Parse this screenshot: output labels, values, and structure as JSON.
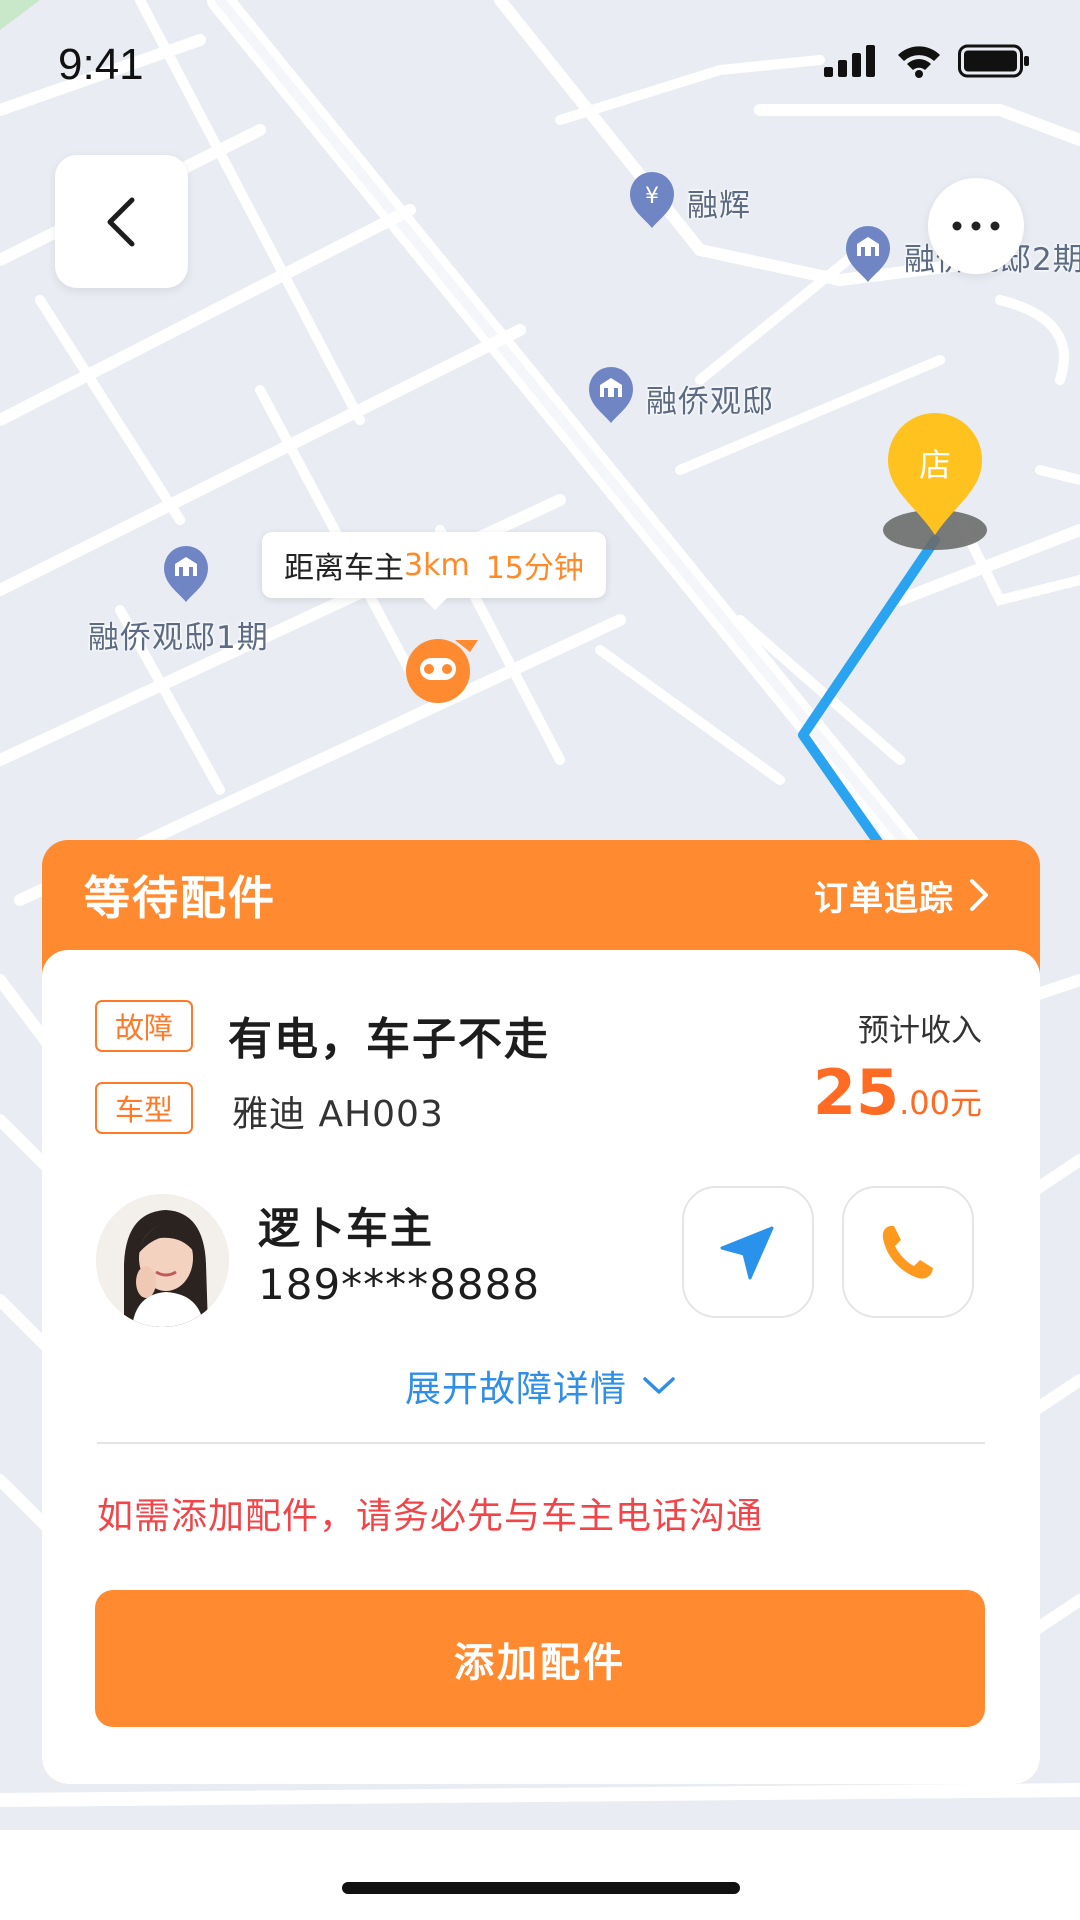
{
  "status_bar": {
    "time": "9:41"
  },
  "map": {
    "pois": [
      {
        "label": "融辉"
      },
      {
        "label": "融侨观邸2期"
      },
      {
        "label": "融侨观邸"
      },
      {
        "label": "融侨观邸1期"
      }
    ],
    "store_marker": "店",
    "distance_callout": {
      "prefix": "距离车主 ",
      "distance": "3km",
      "eta": "15分钟"
    }
  },
  "card": {
    "status": "等待配件",
    "track_label": "订单追踪",
    "fault_tag": "故障",
    "fault": "有电，车子不走",
    "model_tag": "车型",
    "model": "雅迪  AH003",
    "income_label": "预计收入",
    "income_integer": "25",
    "income_suffix": ".00元",
    "owner_name": "逻卜车主",
    "owner_phone": "189****8888",
    "expand_label": "展开故障详情",
    "warning": "如需添加配件，请务必先与车主电话沟通",
    "action_label": "添加配件"
  },
  "colors": {
    "accent": "#ff8a2f",
    "route": "#2aa3f0",
    "warning": "#f2454a",
    "link": "#2f8fe8",
    "store": "#ffc21f"
  }
}
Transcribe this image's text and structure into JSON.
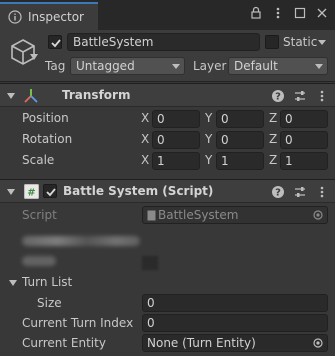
{
  "tab": {
    "title": "Inspector",
    "icon": "info-icon"
  },
  "object": {
    "name": "BattleSystem",
    "active": true,
    "static_label": "Static",
    "tag_label": "Tag",
    "tag_value": "Untagged",
    "layer_label": "Layer",
    "layer_value": "Default"
  },
  "transform": {
    "title": "Transform",
    "rows": [
      {
        "label": "Position",
        "x": "0",
        "y": "0",
        "z": "0"
      },
      {
        "label": "Rotation",
        "x": "0",
        "y": "0",
        "z": "0"
      },
      {
        "label": "Scale",
        "x": "1",
        "y": "1",
        "z": "1"
      }
    ],
    "axes": [
      "X",
      "Y",
      "Z"
    ]
  },
  "script_component": {
    "title": "Battle System (Script)",
    "enabled": true,
    "script_label": "Script",
    "script_value": "BattleSystem",
    "turn_list_label": "Turn List",
    "size_label": "Size",
    "size_value": "0",
    "current_turn_index_label": "Current Turn Index",
    "current_turn_index_value": "0",
    "current_entity_label": "Current Entity",
    "current_entity_value": "None (Turn Entity)"
  },
  "colors": {
    "accent": "#3a79bb",
    "background": "#383838"
  }
}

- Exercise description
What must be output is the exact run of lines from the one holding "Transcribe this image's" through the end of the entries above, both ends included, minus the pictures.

- Answer below
Transcribe this image's text and structure into JSON.
{
  "tab": {
    "title": "Inspector",
    "icon": "info-icon"
  },
  "object": {
    "name": "BattleSystem",
    "active": true,
    "static_label": "Static",
    "tag_label": "Tag",
    "tag_value": "Untagged",
    "layer_label": "Layer",
    "layer_value": "Default"
  },
  "transform": {
    "title": "Transform",
    "rows": [
      {
        "label": "Position",
        "x": "0",
        "y": "0",
        "z": "0"
      },
      {
        "label": "Rotation",
        "x": "0",
        "y": "0",
        "z": "0"
      },
      {
        "label": "Scale",
        "x": "1",
        "y": "1",
        "z": "1"
      }
    ],
    "axes": [
      "X",
      "Y",
      "Z"
    ]
  },
  "script_component": {
    "title": "Battle System (Script)",
    "enabled": true,
    "script_label": "Script",
    "script_value": "BattleSystem",
    "turn_list_label": "Turn List",
    "size_label": "Size",
    "size_value": "0",
    "current_turn_index_label": "Current Turn Index",
    "current_turn_index_value": "0",
    "current_entity_label": "Current Entity",
    "current_entity_value": "None (Turn Entity)"
  },
  "colors": {
    "accent": "#3a79bb",
    "background": "#383838"
  }
}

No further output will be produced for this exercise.